Barr Tabs Special Prosecutor to Look Into Origins of Russia Hoax

Attorney General wants to know if anti-Trump bias drove use of Steele dossier to get FISA warrant…

AG Barr Assigns Top Prosecutor to Look Into Origins of Russia-Gate

John Durham

(Kaylee McGhee, Liberty Headlines) Attorney General William Barr has asked the top federal prosecutor in Connecticut to look into the origins of the Russia-Gate hoax and the Department of Justice’s role in it, according to two sources familiar with the matter.

John H. Durham, the U.S. attorney in Connecticut, will look into how the Russia investigation into alleged ties between President Trump’s 2016 campaign and the Kremlin originated, according to the New York Times.

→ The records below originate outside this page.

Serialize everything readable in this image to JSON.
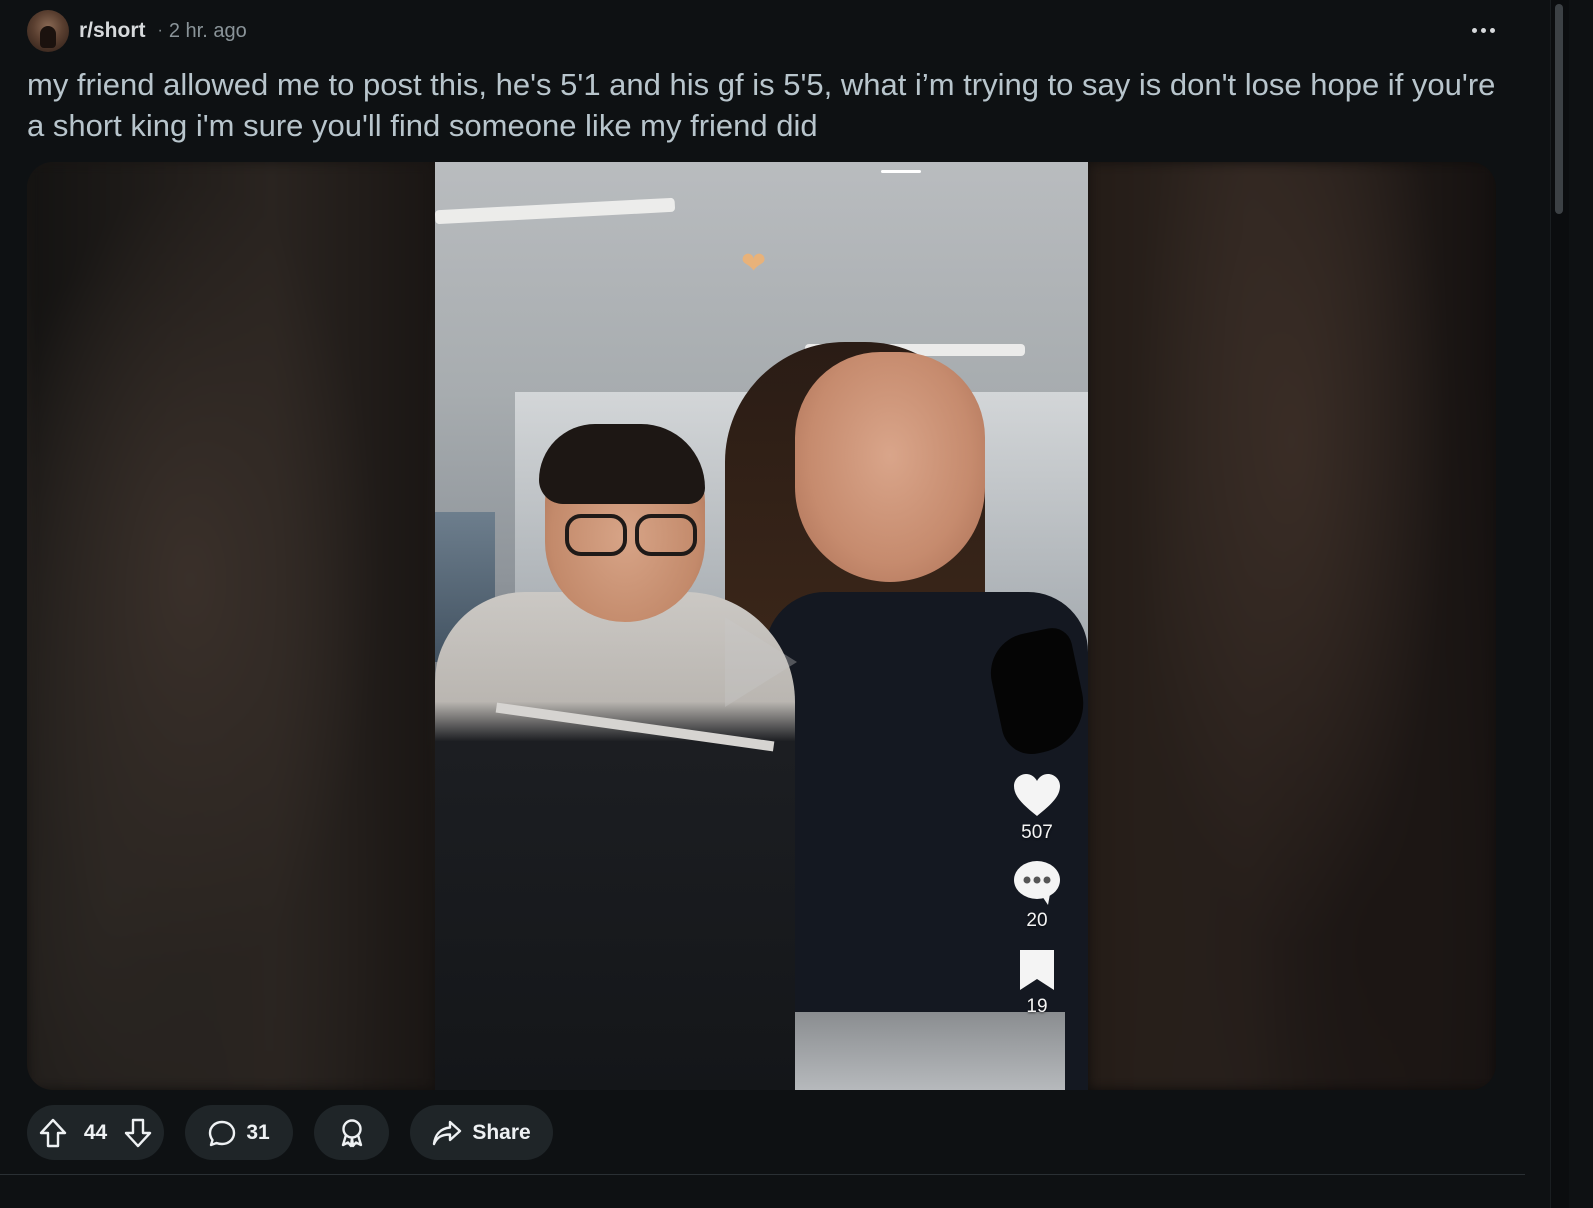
{
  "post": {
    "subreddit": "r/short",
    "separator": "·",
    "time": "2 hr. ago",
    "title": "my friend allowed me to post this, he's 5'1 and his gf is 5'5, what i’m trying to say is don't lose hope if you're a short king i'm sure you'll find someone like my friend did",
    "more_icon": "more-horizontal-icon"
  },
  "video_overlay": {
    "likes": "507",
    "comments": "20",
    "saves": "19"
  },
  "actions": {
    "votes": "44",
    "comments": "31",
    "share_label": "Share"
  },
  "colors": {
    "background": "#0e1113",
    "pill": "#1f2528",
    "title_text": "#b8c5cc",
    "meta_text": "#8a9499"
  }
}
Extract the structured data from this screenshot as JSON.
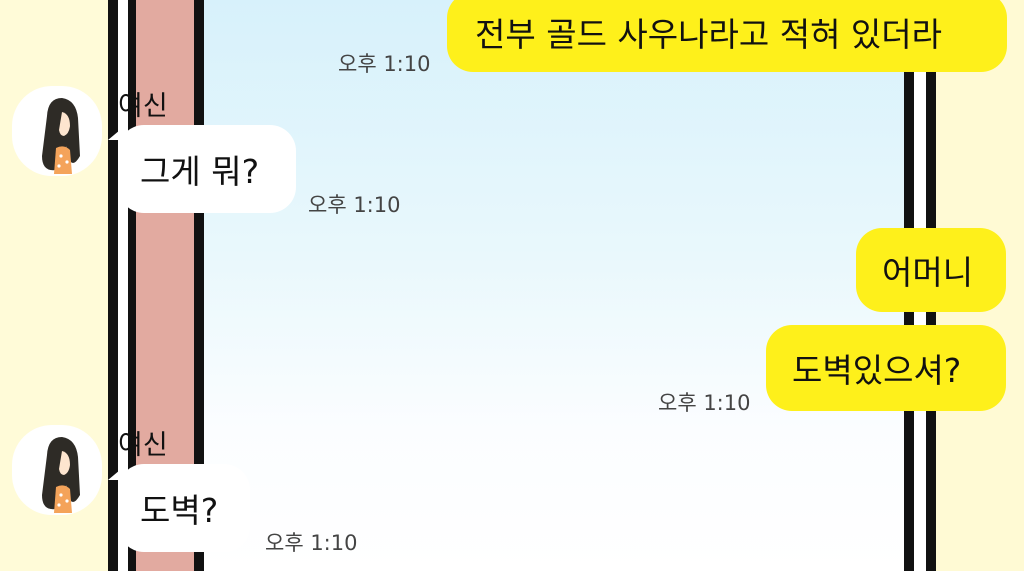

The investigation fell flat on its face after special counsel Robert Mueller, who had been looking into the alleged collusion since Trump took office, declared that no collusion had ever taken place.

The DOJ and FBI were instrumental in starting the investigation, likely due to political bias.

Michael E. Horowitz, inspector general of the FBI, is examining investigators’ use of wiretaps and informants during the investigation after evidence emerged that several FBI officials conspired to kick Trump out of office.

Horowitz is also reportedly investigating how the FBI handled Christopher Steele, the British spy who created the now-infamous Steele dossier.

Investigators cited the dossier, which was proved to be faulty and unreliable, throughout the investigation.

Barr has signaled concern about the DOJ and FBI’s biased surveillance of Trump associates.

“I think spying did occur,” he said during his congressional testimony. “The question is whether it was adequately predicated. And I’m not suggesting that it wasn’t adequately predicated. But I need to explore that.”

James Baker, who was the FBI’s general counsel in 2016, told the Lawfare podcast that the Mueller report affirmed that the Russia investigation was predicated on legitimate factors.

“It would have been highly, highly inappropriate for us not to pursue it — and pursue it aggressively,” Baker said.